How many of the lines below hold the word "deaths"? Answer only with the number.

Records drawn from a dataset:
========

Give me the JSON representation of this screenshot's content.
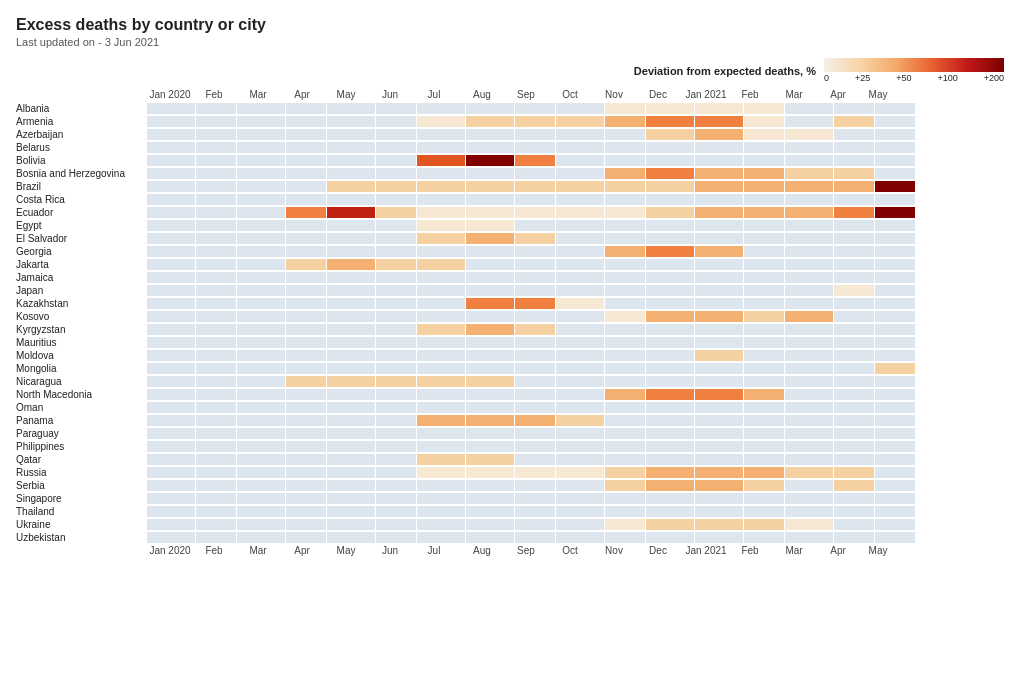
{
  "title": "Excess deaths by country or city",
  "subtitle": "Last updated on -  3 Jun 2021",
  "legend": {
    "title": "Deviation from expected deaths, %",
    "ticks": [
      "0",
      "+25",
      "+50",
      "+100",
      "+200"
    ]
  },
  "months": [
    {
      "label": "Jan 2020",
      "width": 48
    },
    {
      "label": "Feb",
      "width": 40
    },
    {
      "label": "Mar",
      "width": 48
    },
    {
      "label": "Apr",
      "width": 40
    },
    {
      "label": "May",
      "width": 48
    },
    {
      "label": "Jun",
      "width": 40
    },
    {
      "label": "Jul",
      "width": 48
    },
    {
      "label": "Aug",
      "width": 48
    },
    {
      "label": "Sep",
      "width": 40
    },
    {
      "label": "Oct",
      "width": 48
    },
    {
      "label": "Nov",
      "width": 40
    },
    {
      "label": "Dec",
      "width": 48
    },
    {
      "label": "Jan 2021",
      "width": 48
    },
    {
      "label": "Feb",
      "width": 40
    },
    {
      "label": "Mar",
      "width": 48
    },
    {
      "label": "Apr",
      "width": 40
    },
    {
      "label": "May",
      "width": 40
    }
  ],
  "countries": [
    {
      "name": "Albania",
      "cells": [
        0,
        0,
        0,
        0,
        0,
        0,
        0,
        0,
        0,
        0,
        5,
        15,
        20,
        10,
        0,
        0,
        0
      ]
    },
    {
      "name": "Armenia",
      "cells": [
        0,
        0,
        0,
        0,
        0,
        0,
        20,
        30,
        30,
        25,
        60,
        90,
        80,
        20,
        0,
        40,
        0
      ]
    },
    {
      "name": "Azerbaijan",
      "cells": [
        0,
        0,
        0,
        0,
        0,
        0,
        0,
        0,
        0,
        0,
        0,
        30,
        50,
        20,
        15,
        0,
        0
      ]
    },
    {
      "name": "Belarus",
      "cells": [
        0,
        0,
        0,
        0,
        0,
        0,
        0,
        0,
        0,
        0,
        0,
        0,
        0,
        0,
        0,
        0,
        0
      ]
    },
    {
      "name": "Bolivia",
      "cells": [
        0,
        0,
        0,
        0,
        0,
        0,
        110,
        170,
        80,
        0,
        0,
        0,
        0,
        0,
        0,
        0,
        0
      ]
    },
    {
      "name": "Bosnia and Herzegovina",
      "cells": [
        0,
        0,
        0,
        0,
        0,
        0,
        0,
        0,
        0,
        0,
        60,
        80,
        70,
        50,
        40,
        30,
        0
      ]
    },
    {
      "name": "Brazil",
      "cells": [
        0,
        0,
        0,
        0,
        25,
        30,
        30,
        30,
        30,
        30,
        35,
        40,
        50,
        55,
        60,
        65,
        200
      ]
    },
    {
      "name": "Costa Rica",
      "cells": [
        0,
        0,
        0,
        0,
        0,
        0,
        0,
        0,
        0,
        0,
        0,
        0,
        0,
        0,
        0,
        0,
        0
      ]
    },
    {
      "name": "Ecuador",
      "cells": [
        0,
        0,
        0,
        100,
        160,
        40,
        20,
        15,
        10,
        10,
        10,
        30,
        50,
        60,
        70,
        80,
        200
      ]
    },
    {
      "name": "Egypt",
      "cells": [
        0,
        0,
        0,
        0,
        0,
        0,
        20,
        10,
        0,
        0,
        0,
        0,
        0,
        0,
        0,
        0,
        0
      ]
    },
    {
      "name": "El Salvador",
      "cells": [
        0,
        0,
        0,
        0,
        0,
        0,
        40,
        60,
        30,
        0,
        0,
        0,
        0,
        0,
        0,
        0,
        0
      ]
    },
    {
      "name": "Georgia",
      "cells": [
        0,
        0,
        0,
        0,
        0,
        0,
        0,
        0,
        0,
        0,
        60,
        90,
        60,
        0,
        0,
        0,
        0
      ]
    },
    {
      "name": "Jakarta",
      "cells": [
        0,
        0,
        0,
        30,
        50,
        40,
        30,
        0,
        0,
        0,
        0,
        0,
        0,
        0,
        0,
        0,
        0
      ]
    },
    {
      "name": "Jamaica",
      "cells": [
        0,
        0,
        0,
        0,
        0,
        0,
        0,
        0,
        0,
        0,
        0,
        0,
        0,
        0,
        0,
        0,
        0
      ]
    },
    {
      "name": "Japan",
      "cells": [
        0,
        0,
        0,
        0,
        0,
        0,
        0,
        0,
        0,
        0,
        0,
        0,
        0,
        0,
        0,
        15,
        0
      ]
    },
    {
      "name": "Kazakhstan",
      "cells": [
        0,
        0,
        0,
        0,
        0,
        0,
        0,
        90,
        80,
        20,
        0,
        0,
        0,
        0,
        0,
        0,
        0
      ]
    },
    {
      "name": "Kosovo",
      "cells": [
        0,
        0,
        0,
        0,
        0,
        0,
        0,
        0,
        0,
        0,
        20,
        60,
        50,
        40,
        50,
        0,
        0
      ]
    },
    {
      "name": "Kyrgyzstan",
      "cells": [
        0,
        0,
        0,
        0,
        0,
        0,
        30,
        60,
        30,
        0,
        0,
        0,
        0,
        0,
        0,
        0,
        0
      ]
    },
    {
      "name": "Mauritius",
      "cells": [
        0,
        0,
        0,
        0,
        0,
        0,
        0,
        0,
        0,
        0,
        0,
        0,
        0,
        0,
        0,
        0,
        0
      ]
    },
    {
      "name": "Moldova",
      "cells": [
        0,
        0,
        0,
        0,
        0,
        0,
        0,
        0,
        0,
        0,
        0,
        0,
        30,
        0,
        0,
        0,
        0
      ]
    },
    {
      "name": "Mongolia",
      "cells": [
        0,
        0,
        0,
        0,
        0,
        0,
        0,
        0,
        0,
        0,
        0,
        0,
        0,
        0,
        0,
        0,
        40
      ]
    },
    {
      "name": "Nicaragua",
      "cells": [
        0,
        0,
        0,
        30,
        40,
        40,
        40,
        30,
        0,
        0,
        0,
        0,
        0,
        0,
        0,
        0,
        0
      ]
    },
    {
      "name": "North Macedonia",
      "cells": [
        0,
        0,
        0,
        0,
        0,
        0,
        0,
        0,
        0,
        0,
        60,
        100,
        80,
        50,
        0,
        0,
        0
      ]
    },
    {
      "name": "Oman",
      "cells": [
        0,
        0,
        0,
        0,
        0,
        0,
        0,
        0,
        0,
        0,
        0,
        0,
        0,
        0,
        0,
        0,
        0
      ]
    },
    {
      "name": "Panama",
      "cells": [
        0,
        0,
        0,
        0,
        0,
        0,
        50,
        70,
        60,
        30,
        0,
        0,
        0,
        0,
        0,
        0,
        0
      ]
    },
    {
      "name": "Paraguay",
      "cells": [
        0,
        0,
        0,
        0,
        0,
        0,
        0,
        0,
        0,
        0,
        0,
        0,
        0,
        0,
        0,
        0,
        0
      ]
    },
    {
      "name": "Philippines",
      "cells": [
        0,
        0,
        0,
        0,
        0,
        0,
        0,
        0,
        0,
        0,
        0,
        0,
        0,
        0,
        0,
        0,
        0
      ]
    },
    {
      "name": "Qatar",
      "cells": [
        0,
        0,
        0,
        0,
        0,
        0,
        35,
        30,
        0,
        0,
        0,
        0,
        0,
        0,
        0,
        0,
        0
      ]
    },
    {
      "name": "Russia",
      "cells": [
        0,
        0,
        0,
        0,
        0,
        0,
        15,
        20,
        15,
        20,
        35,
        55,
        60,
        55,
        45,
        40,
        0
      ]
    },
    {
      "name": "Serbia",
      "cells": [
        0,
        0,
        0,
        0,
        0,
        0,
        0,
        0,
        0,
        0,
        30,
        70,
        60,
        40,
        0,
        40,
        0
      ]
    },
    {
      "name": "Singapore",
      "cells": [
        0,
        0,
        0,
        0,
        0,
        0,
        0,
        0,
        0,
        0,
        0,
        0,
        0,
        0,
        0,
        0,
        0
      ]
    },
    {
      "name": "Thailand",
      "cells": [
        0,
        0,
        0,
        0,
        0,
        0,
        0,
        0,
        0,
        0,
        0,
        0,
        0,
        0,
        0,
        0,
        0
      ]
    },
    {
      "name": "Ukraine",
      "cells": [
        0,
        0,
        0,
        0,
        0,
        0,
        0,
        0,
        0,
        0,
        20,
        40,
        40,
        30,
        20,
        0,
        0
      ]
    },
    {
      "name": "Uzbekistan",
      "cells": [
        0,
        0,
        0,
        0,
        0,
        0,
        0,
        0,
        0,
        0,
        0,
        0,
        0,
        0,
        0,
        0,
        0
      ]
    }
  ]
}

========

Task solution:
2